(Data records for software interfaces)
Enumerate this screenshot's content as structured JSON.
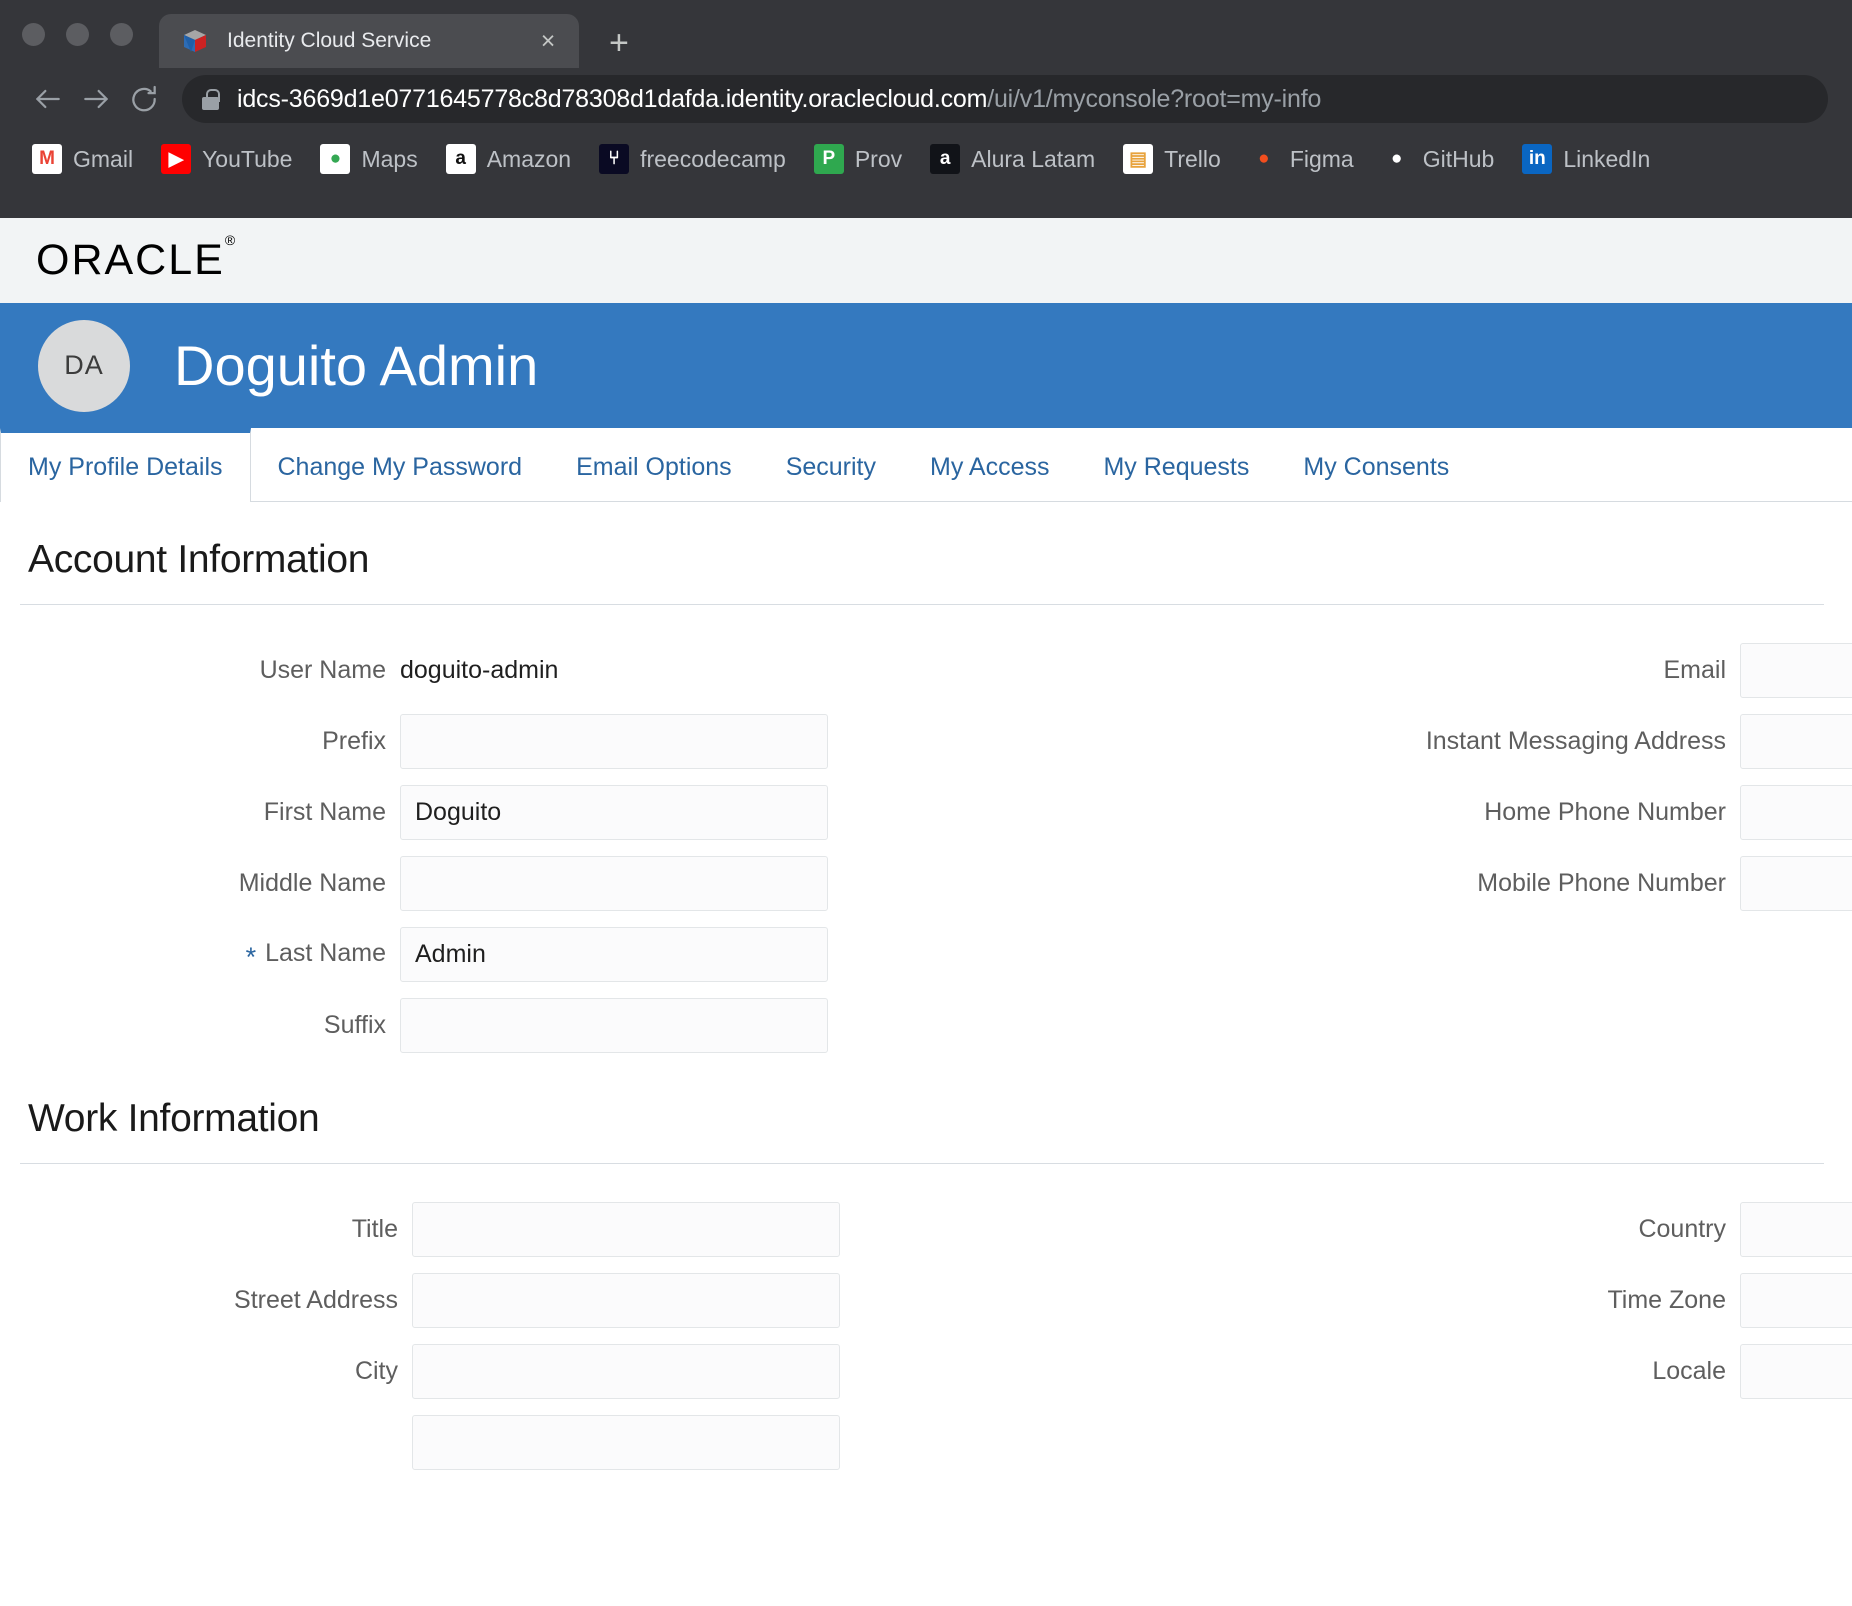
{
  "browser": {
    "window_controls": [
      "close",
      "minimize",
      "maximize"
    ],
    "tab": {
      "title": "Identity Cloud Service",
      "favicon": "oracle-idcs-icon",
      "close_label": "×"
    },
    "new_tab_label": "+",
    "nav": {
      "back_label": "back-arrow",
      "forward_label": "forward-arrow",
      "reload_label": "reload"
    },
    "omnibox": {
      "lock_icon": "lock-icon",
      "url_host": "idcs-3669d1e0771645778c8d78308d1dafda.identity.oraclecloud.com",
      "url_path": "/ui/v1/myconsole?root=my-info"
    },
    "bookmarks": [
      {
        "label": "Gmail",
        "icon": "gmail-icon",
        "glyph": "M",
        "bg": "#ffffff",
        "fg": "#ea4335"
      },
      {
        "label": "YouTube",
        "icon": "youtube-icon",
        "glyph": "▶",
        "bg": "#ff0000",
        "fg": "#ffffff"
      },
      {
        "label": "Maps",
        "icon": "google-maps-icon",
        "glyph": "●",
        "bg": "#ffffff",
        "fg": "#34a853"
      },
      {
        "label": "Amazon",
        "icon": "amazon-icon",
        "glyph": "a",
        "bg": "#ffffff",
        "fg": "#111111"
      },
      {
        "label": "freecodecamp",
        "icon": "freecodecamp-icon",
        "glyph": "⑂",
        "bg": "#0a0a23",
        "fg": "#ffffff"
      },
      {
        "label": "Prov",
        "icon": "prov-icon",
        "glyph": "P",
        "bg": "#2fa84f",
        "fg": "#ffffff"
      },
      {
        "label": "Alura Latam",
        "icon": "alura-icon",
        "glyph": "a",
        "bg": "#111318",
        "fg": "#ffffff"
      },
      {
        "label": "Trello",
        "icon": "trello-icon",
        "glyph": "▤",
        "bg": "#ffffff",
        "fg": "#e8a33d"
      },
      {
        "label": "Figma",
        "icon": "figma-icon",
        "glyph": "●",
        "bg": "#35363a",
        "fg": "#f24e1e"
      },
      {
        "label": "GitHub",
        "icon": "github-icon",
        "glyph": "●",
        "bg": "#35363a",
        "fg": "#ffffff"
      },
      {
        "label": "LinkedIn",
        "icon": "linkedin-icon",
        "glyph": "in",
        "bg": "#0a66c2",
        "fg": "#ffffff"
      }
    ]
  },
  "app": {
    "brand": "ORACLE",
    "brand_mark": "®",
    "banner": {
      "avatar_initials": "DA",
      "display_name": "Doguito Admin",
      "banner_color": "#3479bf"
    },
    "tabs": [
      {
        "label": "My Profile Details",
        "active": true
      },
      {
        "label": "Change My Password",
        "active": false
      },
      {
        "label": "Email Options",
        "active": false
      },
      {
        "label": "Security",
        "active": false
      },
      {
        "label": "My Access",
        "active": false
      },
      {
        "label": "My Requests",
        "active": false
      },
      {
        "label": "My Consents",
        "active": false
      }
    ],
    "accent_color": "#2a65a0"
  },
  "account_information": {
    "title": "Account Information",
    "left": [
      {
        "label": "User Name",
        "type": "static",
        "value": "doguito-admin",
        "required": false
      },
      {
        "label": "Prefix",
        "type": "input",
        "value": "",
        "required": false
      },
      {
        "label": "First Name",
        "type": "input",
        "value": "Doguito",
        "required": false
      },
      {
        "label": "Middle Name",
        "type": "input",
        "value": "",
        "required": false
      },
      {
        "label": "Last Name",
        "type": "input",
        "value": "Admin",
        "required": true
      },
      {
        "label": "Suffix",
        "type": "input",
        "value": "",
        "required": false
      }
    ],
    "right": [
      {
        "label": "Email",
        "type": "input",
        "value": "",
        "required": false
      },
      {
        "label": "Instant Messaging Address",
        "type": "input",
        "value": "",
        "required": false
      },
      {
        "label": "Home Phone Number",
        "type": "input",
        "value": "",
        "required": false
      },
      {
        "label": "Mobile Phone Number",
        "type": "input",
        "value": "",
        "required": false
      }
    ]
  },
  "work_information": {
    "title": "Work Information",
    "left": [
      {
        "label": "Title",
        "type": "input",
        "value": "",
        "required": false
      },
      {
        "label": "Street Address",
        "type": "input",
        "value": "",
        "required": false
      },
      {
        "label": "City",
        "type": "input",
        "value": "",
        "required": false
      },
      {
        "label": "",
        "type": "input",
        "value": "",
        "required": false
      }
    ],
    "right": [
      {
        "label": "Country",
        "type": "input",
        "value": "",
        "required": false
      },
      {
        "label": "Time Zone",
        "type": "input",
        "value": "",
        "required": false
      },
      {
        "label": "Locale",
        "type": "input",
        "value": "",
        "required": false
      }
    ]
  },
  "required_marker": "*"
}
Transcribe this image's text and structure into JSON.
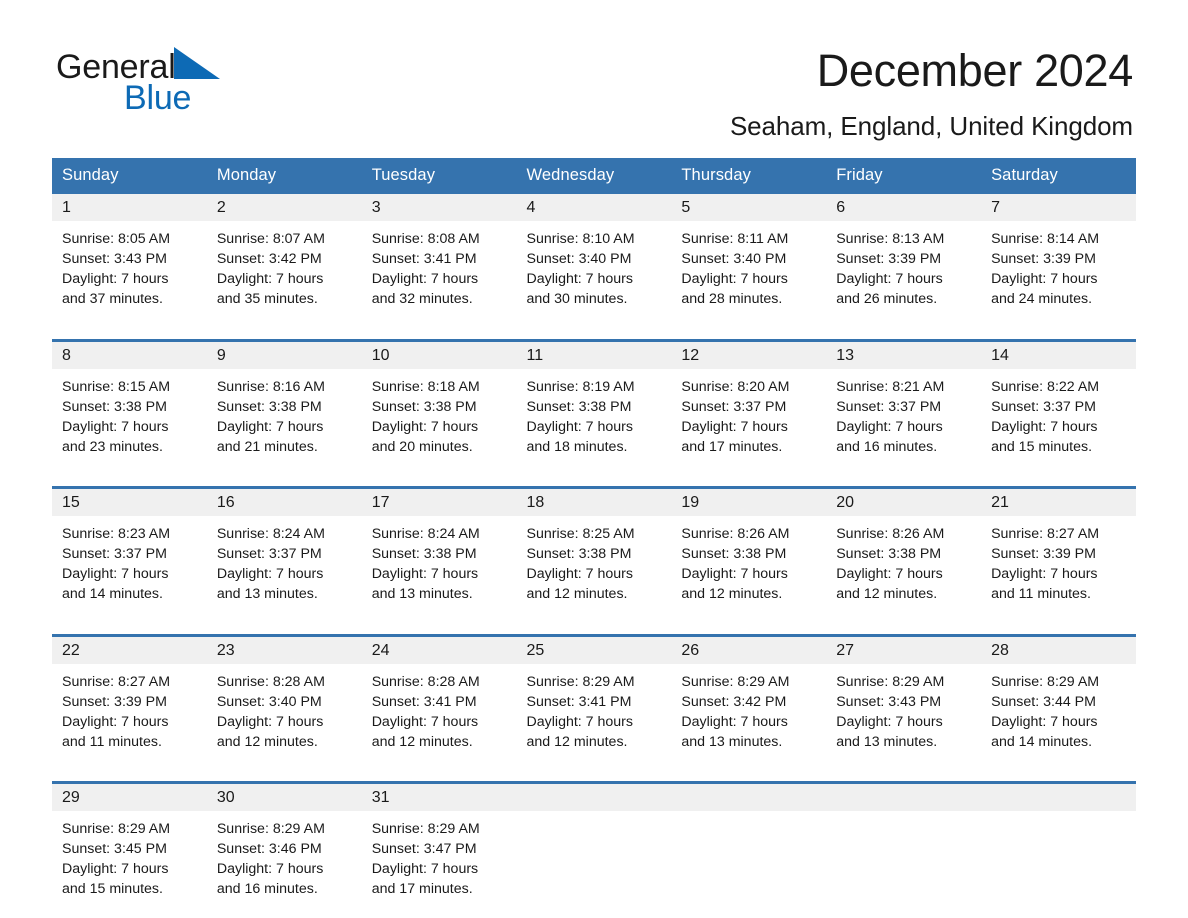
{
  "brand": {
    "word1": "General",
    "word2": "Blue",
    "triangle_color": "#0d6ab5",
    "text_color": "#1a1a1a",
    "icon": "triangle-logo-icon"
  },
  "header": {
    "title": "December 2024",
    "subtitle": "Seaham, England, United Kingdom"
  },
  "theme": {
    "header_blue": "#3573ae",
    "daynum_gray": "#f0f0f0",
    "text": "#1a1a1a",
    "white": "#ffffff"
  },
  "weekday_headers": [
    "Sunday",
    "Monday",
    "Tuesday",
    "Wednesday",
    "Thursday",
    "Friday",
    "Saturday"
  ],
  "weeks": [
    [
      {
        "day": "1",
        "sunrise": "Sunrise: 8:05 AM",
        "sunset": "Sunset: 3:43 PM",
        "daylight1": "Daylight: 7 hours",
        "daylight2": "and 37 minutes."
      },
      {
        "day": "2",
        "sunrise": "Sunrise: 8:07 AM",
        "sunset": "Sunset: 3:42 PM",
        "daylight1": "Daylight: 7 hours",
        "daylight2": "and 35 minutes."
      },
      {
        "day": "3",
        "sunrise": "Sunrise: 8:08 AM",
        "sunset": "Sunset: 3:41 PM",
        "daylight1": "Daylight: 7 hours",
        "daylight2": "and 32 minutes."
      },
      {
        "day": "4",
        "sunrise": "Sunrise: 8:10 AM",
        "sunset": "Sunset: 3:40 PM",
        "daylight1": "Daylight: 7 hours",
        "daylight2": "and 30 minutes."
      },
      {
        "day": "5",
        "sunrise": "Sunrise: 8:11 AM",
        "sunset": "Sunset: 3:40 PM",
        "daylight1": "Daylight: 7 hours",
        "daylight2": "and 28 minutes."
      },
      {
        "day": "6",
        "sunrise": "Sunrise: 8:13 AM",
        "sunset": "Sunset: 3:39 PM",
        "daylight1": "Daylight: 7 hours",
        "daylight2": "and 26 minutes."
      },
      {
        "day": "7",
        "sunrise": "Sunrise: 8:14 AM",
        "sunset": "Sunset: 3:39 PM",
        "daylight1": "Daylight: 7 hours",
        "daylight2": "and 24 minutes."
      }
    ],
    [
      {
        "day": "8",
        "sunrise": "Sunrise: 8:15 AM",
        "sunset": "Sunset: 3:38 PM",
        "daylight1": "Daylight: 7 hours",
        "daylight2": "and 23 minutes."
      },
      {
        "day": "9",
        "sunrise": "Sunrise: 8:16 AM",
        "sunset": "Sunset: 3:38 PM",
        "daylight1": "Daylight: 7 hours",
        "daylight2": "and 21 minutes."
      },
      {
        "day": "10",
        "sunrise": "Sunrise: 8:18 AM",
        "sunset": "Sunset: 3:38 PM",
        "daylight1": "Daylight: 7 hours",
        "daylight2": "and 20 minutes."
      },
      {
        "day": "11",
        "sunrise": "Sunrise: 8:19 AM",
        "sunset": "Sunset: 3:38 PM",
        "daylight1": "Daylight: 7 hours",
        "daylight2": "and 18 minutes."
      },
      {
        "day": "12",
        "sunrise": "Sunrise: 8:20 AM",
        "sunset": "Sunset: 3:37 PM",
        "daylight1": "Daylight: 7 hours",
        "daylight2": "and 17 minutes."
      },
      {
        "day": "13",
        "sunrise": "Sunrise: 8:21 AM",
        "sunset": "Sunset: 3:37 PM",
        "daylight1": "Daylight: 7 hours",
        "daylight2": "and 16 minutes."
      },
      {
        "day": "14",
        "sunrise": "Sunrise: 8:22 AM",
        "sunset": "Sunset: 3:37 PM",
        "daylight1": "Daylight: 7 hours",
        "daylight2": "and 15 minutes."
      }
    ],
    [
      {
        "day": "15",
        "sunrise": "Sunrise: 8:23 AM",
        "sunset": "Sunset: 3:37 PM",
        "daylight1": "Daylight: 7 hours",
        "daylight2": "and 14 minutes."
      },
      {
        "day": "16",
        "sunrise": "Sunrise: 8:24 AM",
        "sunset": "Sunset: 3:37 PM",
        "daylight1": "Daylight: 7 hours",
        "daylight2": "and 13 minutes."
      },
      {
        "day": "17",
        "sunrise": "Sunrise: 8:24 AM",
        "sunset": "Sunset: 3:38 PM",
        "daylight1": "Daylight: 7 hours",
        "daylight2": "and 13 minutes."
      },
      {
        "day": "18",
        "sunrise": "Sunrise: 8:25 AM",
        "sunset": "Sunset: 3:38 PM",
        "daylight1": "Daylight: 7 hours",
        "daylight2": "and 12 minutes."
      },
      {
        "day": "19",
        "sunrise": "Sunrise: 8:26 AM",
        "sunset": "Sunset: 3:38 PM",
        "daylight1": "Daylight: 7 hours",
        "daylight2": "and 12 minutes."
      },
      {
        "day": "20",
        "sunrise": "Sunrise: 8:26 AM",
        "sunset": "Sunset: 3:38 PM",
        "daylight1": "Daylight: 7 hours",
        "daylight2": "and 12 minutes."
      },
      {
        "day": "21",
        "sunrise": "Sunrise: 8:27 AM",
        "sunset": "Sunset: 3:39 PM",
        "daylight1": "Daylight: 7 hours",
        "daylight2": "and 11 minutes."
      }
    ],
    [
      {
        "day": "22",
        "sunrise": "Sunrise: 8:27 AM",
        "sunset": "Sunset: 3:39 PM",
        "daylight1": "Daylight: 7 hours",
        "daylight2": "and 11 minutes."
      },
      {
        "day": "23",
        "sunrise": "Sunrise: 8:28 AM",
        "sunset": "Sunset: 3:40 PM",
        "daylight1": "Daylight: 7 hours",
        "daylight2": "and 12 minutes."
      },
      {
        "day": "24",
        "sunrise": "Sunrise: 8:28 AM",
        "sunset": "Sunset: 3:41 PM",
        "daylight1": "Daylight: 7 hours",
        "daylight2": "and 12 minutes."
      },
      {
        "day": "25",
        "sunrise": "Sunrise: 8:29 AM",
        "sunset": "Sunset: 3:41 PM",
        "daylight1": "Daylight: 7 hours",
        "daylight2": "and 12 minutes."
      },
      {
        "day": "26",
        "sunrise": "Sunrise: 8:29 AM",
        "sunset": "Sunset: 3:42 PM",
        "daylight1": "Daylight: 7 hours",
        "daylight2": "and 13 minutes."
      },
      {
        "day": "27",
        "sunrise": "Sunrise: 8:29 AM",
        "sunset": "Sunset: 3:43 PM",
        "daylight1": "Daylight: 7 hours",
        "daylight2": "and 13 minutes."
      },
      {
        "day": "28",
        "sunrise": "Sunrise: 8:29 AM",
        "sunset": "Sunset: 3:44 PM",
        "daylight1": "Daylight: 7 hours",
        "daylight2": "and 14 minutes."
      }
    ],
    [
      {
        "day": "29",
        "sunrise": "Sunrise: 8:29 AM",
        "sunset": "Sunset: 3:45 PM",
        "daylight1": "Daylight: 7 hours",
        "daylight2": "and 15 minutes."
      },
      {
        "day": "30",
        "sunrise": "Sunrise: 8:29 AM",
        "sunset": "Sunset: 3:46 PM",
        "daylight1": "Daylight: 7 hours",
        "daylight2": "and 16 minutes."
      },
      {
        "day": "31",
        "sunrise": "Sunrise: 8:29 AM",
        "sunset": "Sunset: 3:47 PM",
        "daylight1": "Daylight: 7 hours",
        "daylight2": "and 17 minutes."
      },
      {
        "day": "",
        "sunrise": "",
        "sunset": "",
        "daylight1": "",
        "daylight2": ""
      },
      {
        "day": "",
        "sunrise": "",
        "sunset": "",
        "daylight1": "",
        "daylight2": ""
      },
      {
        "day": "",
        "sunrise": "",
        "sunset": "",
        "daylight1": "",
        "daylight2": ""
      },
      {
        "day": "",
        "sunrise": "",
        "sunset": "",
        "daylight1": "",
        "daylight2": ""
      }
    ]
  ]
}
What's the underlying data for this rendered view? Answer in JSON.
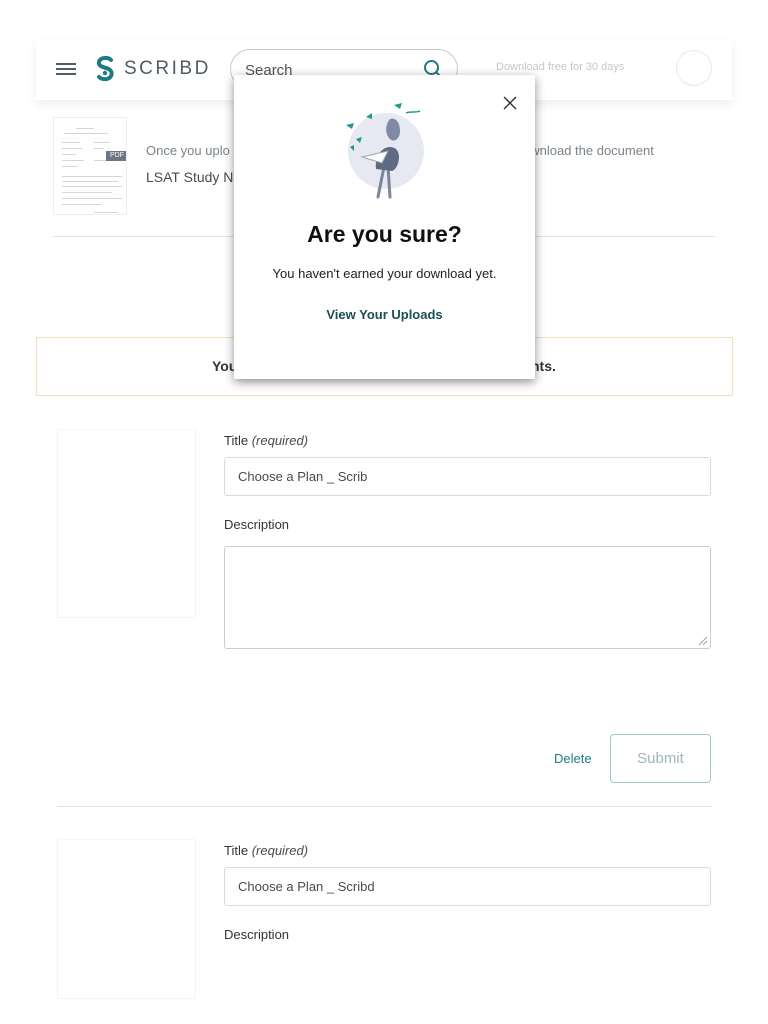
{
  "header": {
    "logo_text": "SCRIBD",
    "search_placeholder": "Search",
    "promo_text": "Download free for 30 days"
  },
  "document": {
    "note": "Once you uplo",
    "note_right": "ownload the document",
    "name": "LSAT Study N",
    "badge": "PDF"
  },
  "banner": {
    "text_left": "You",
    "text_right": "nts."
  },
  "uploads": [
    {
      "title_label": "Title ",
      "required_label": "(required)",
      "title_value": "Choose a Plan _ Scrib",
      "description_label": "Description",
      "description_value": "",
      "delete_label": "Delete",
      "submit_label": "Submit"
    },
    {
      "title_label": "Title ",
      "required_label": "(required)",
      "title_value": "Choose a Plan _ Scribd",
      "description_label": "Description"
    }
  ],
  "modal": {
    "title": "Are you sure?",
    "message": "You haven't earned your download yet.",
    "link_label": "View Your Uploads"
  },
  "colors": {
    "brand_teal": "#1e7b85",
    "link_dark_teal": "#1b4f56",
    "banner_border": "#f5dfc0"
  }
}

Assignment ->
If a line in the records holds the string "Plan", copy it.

Worked solution ->
      "title_value": "Choose a Plan _ Scrib",
      "title_value": "Choose a Plan _ Scribd",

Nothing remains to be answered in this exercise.